It’s hard to imagine 35-year-old Roger Federer winning more, and world No. 1 Andy Murray losing more, than both have already done in 2017. Federer, after a six-month, injury-induced absence, is 19-1 on the season and has won its three biggest tournaments. Murray, who ended the 2016 season on a 23-match winning streak, has already taken three defeats this year, including a fourth-round loss at the Australian Open and a first-round loss at Indian Wells.
Perhaps the Scot needs a shot at the hottest player in the world to regain his confidence—which he’ll get on Monday in Zurich, Switzerland. But regardless of who wins or losses The Match for Africa 3, the third installment of charity tennis exhibitions for the Roger Federer Foundation, both men will come out of this match feeling pretty good about themselves.
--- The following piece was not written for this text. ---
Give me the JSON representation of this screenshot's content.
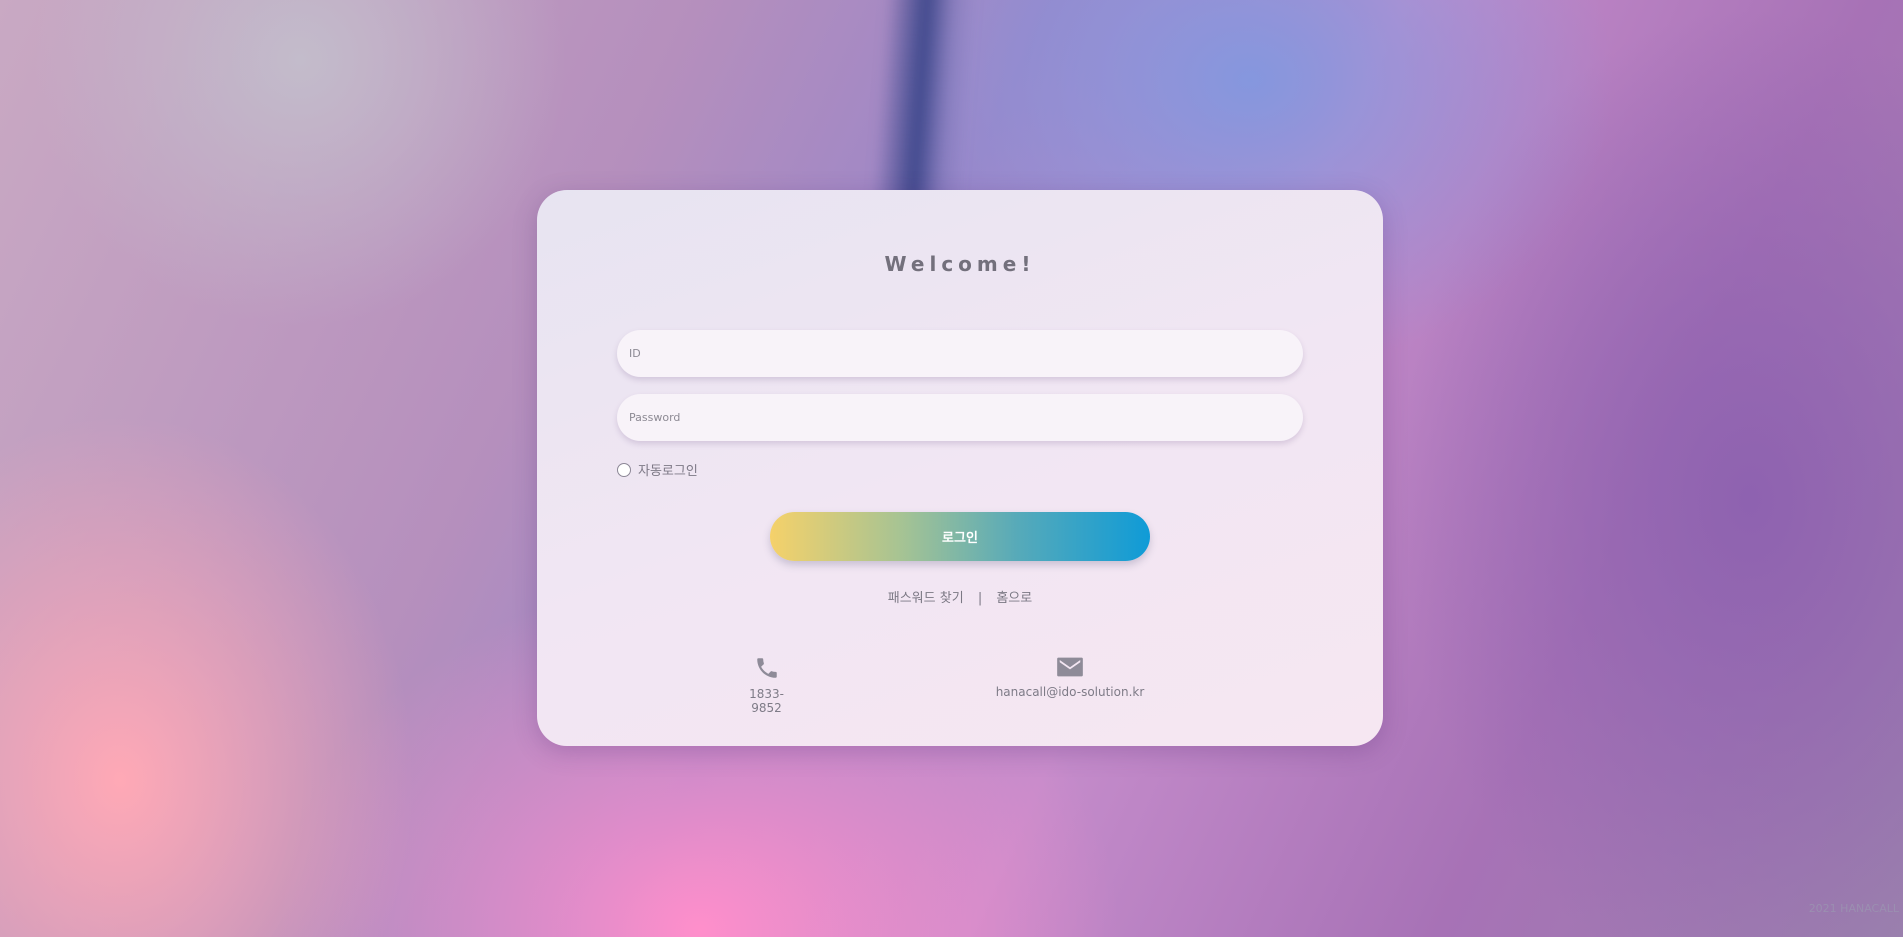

“I believe in the power of people. We know that a good education is a decisive factor to empower children by allowing them to take their future into their own hands,” said Federer, who will play a fourth Match for Africa against John Isner on April 29 in Seattle, WA. “With my foundation, we want to provide one million children with the opportunity for a quality education by the end of 2018.”
Since its inception in 2013, the Roger Federer Foundation has generated $29 million for children’s education in Switzerland and six African nations. It is estimated that 650,000 children have benefited from the Foundation’s efforts.
Considering Federer’s recent resurgence and the caliber of his opponent, there should be no shortage of new funds raised, or brilliant points played, on Monday. Donations can be made online at match-for-africa.com.
Federer will return the favor in November, when he travels to Glasgow, Scotland for Andy Murray Live, which supports international and local charities.
Make no mistake about it: this match will not affirm that Federer is unbeatable (unless your name happens to be Evgeny Donskoy), or signal that Murray has rediscovered his once-sure footing. But it will still be compelling to watch from a playing perspective. The backhand battle between Federer and Murray has been utterly one-sided in the two-hander’s favor for years. How will Federer’s revitalized, potent one-hander hold up in exchanges?
As for Murray, will he try out some new tactics of his own, after withdrawing from Miami and a experiencing subpar start to the season? He’ll be free to swing away with no repercussions, which is essentially how Federer came up with his now-useful SABR serve return.
Then, of course, there’s the obligatory exhibition tomfoolery, of which Federer and Murray are both well-versed:
Watch Federer and Murray in The Match for Africa 3 on Tennis Channel at 2 PM eastern time on Monday, April 10.